Items listed in a dataset:
· · ·

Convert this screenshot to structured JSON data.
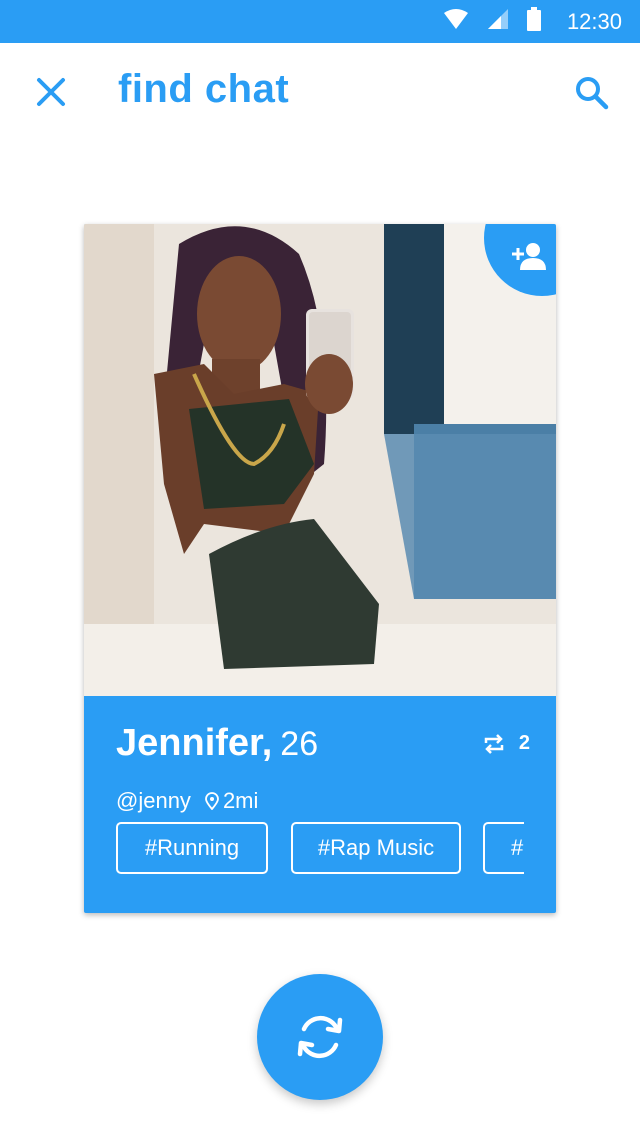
{
  "status_bar": {
    "time": "12:30",
    "icons": [
      "wifi-icon",
      "signal-icon",
      "battery-icon"
    ]
  },
  "app_bar": {
    "title": "find chat",
    "left_icon": "close-icon",
    "right_icon": "search-icon"
  },
  "profile": {
    "name": "Jennifer,",
    "age": "26",
    "handle": "@jenny",
    "distance": "2mi",
    "repeat_count": "2",
    "tags": [
      "#Running",
      "#Rap Music",
      "#"
    ]
  },
  "colors": {
    "accent": "#2a9df4",
    "background": "#ffffff",
    "text_on_accent": "#ffffff"
  }
}
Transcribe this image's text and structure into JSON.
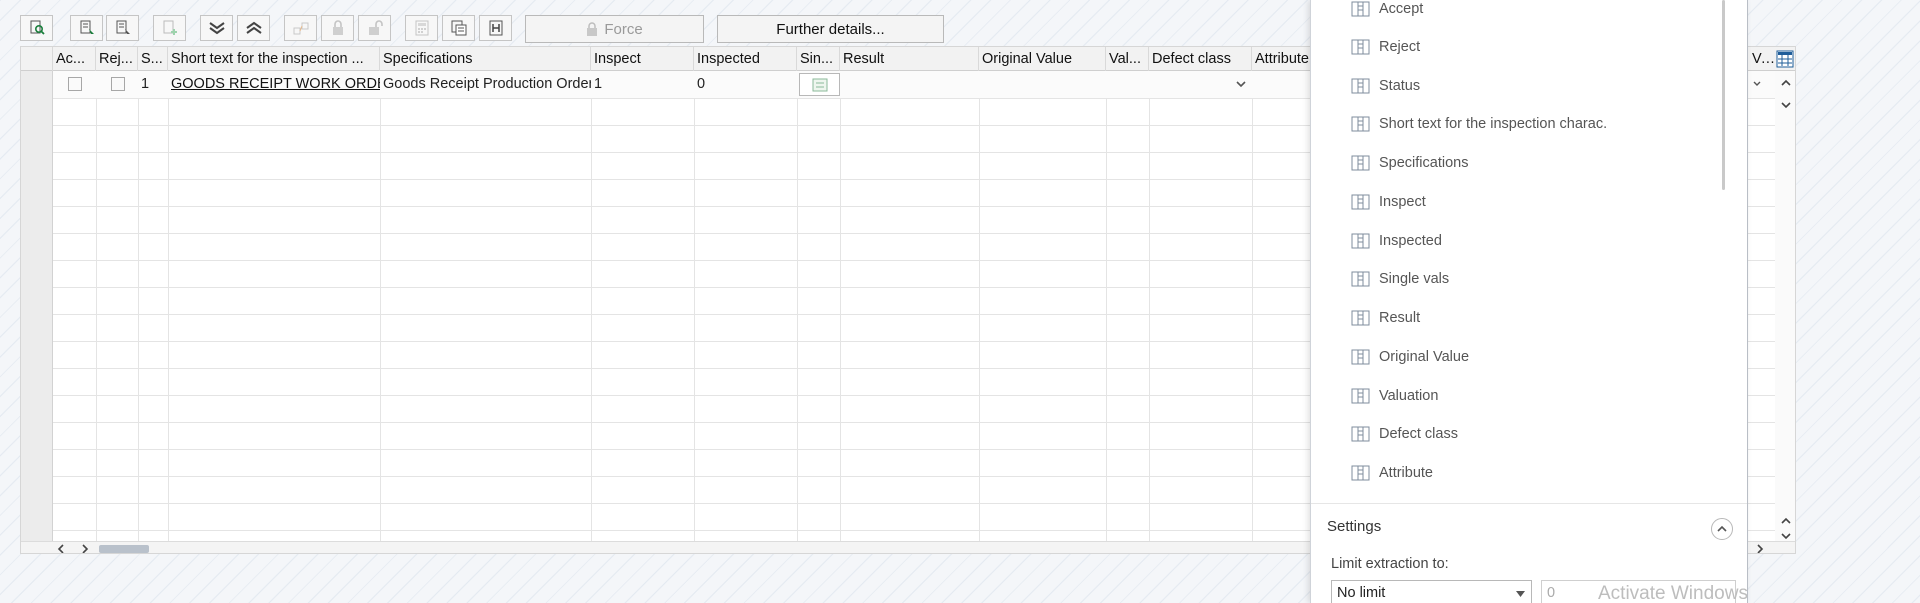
{
  "toolbar": {
    "force_label": "Force",
    "further_details_label": "Further details..."
  },
  "table": {
    "columns": [
      "Ac...",
      "Rej...",
      "S...",
      "Short text for the inspection ...",
      "Specifications",
      "Inspect",
      "Inspected",
      "Sin...",
      "Result",
      "Original Value",
      "Val...",
      "Defect class",
      "Attribute",
      "Valdat"
    ],
    "row": {
      "seq": "1",
      "short_text": "GOODS RECEIPT WORK ORDE",
      "specifications": "Goods Receipt Production Order",
      "inspect": "1",
      "inspected": "0"
    }
  },
  "panel": {
    "fields": [
      "Accept",
      "Reject",
      "Status",
      "Short text for the inspection charac.",
      "Specifications",
      "Inspect",
      "Inspected",
      "Single vals",
      "Result",
      "Original Value",
      "Valuation",
      "Defect class",
      "Attribute"
    ],
    "settings_title": "Settings",
    "limit_label": "Limit extraction to:",
    "limit_value": "No limit",
    "limit_count": "0"
  },
  "watermark": "Activate Windows"
}
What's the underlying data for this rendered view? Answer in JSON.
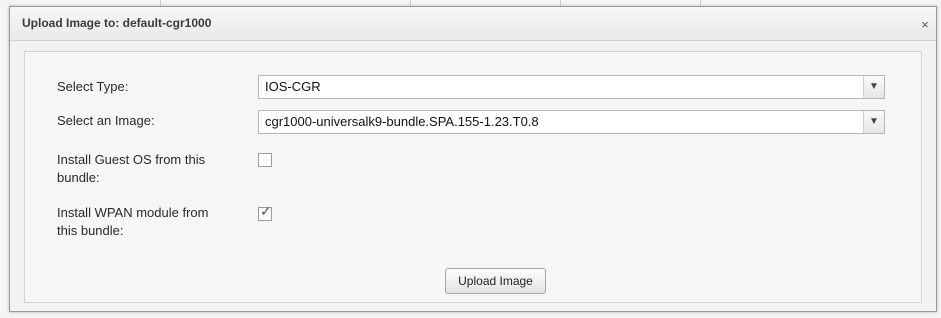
{
  "dialog": {
    "title": "Upload Image to: default-cgr1000",
    "close_label": "×"
  },
  "form": {
    "type_label": "Select Type:",
    "type_value": "IOS-CGR",
    "image_label": "Select an Image:",
    "image_value": "cgr1000-universalk9-bundle.SPA.155-1.23.T0.8",
    "guest_os_label_line1": "Install Guest OS from this",
    "guest_os_label_line2": "bundle:",
    "guest_os_checked": false,
    "wpan_label_line1": "Install WPAN module from",
    "wpan_label_line2": "this bundle:",
    "wpan_checked": true,
    "upload_button": "Upload Image"
  },
  "icons": {
    "dropdown": "chevron-down-icon",
    "close": "close-icon",
    "check": "checkmark-icon"
  },
  "colors": {
    "checkmark": "#2b4fa3",
    "dialog_bg": "#f2f2f2"
  }
}
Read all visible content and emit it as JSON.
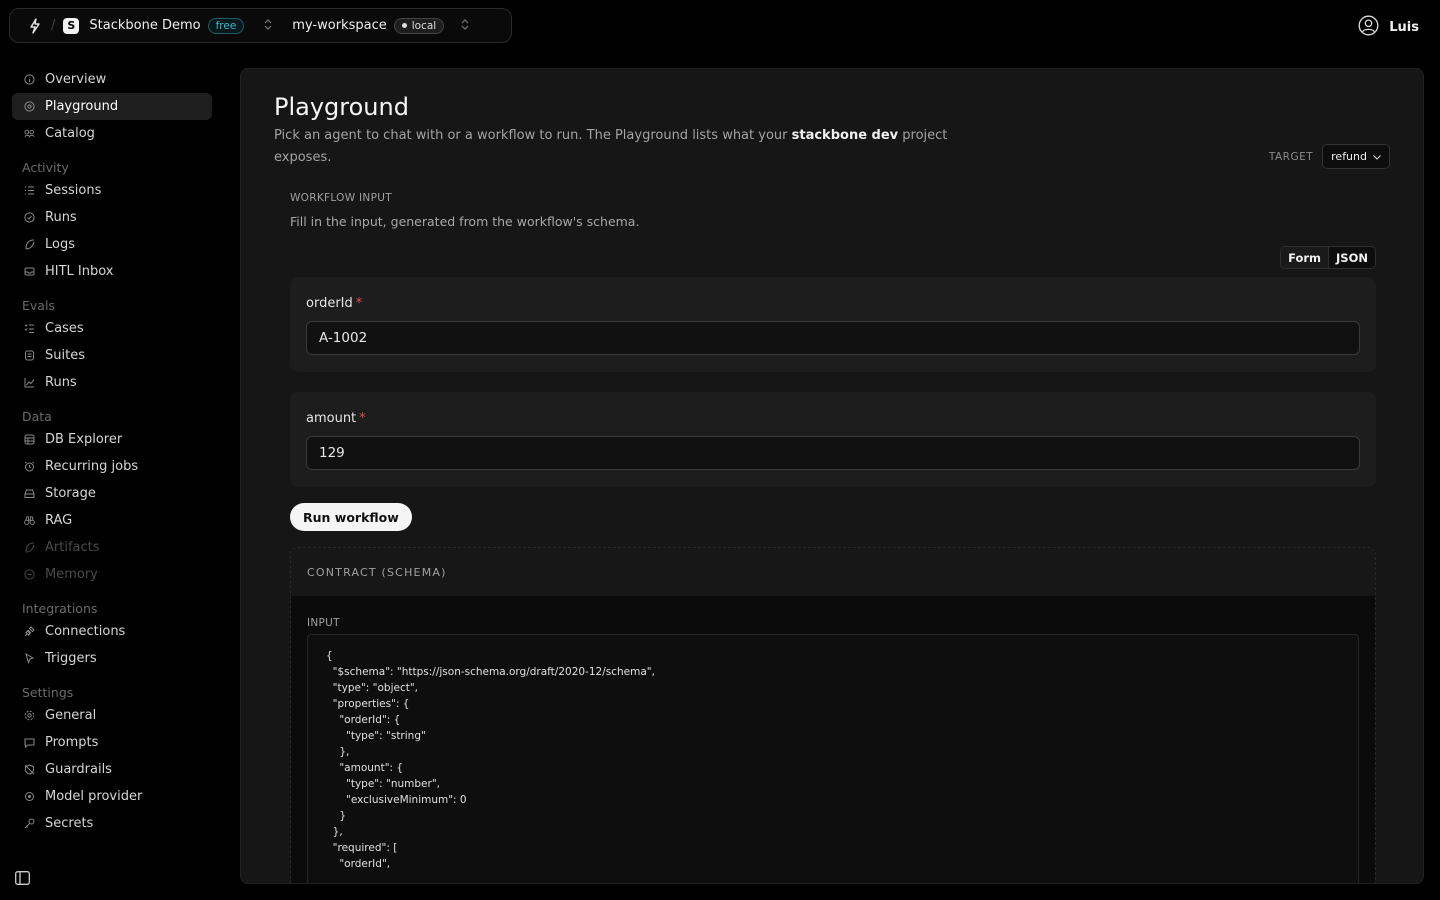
{
  "topbar": {
    "project_name": "Stackbone Demo",
    "project_initial": "S",
    "plan_badge": "free",
    "workspace_name": "my-workspace",
    "env_badge": "local",
    "user_name": "Luis"
  },
  "sidebar": {
    "top_items": [
      {
        "label": "Overview",
        "icon": "info-circle-icon"
      },
      {
        "label": "Playground",
        "icon": "play-circle-icon"
      },
      {
        "label": "Catalog",
        "icon": "catalog-icon"
      }
    ],
    "sections": [
      {
        "title": "Activity",
        "items": [
          {
            "label": "Sessions",
            "icon": "list-icon"
          },
          {
            "label": "Runs",
            "icon": "clock-icon"
          },
          {
            "label": "Logs",
            "icon": "logs-icon"
          },
          {
            "label": "HITL Inbox",
            "icon": "inbox-icon"
          }
        ]
      },
      {
        "title": "Evals",
        "items": [
          {
            "label": "Cases",
            "icon": "list-check-icon"
          },
          {
            "label": "Suites",
            "icon": "layers-icon"
          },
          {
            "label": "Runs",
            "icon": "chart-line-icon"
          }
        ]
      },
      {
        "title": "Data",
        "items": [
          {
            "label": "DB Explorer",
            "icon": "database-icon"
          },
          {
            "label": "Recurring jobs",
            "icon": "alarm-icon"
          },
          {
            "label": "Storage",
            "icon": "hard-drive-icon"
          },
          {
            "label": "RAG",
            "icon": "binoculars-icon"
          },
          {
            "label": "Artifacts",
            "icon": "artifact-icon",
            "disabled": true
          },
          {
            "label": "Memory",
            "icon": "memory-icon",
            "disabled": true
          }
        ]
      },
      {
        "title": "Integrations",
        "items": [
          {
            "label": "Connections",
            "icon": "plug-icon"
          },
          {
            "label": "Triggers",
            "icon": "pointer-icon"
          }
        ]
      },
      {
        "title": "Settings",
        "items": [
          {
            "label": "General",
            "icon": "gear-icon"
          },
          {
            "label": "Prompts",
            "icon": "message-icon"
          },
          {
            "label": "Guardrails",
            "icon": "shield-off-icon"
          },
          {
            "label": "Model provider",
            "icon": "model-icon"
          },
          {
            "label": "Secrets",
            "icon": "key-icon"
          }
        ]
      }
    ]
  },
  "main": {
    "title": "Playground",
    "desc_before": "Pick an agent to chat with or a workflow to run. The Playground lists what your ",
    "desc_project": "stackbone dev",
    "desc_after": " project exposes.",
    "target_label": "TARGET",
    "target_value": "refund",
    "workflow_input_label": "WORKFLOW INPUT",
    "workflow_input_hint": "Fill in the input, generated from the workflow's schema.",
    "mode_tabs": [
      "Form",
      "JSON"
    ],
    "fields": [
      {
        "label": "orderId",
        "required_mark": "*",
        "value": "A-1002"
      },
      {
        "label": "amount",
        "required_mark": "*",
        "value": "129"
      }
    ],
    "run_button": "Run workflow",
    "contract_title": "CONTRACT (SCHEMA)",
    "contract_input_label": "INPUT",
    "schema_text": "{\n  \"$schema\": \"https://json-schema.org/draft/2020-12/schema\",\n  \"type\": \"object\",\n  \"properties\": {\n    \"orderId\": {\n      \"type\": \"string\"\n    },\n    \"amount\": {\n      \"type\": \"number\",\n      \"exclusiveMinimum\": 0\n    }\n  },\n  \"required\": [\n    \"orderId\","
  }
}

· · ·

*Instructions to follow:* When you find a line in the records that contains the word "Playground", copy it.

*Answer to this problem:*
        "label": "Playground",
    "title": "Playground",
    "desc_before": "Pick an agent to chat with or a workflow to run. The Playground lists what your ",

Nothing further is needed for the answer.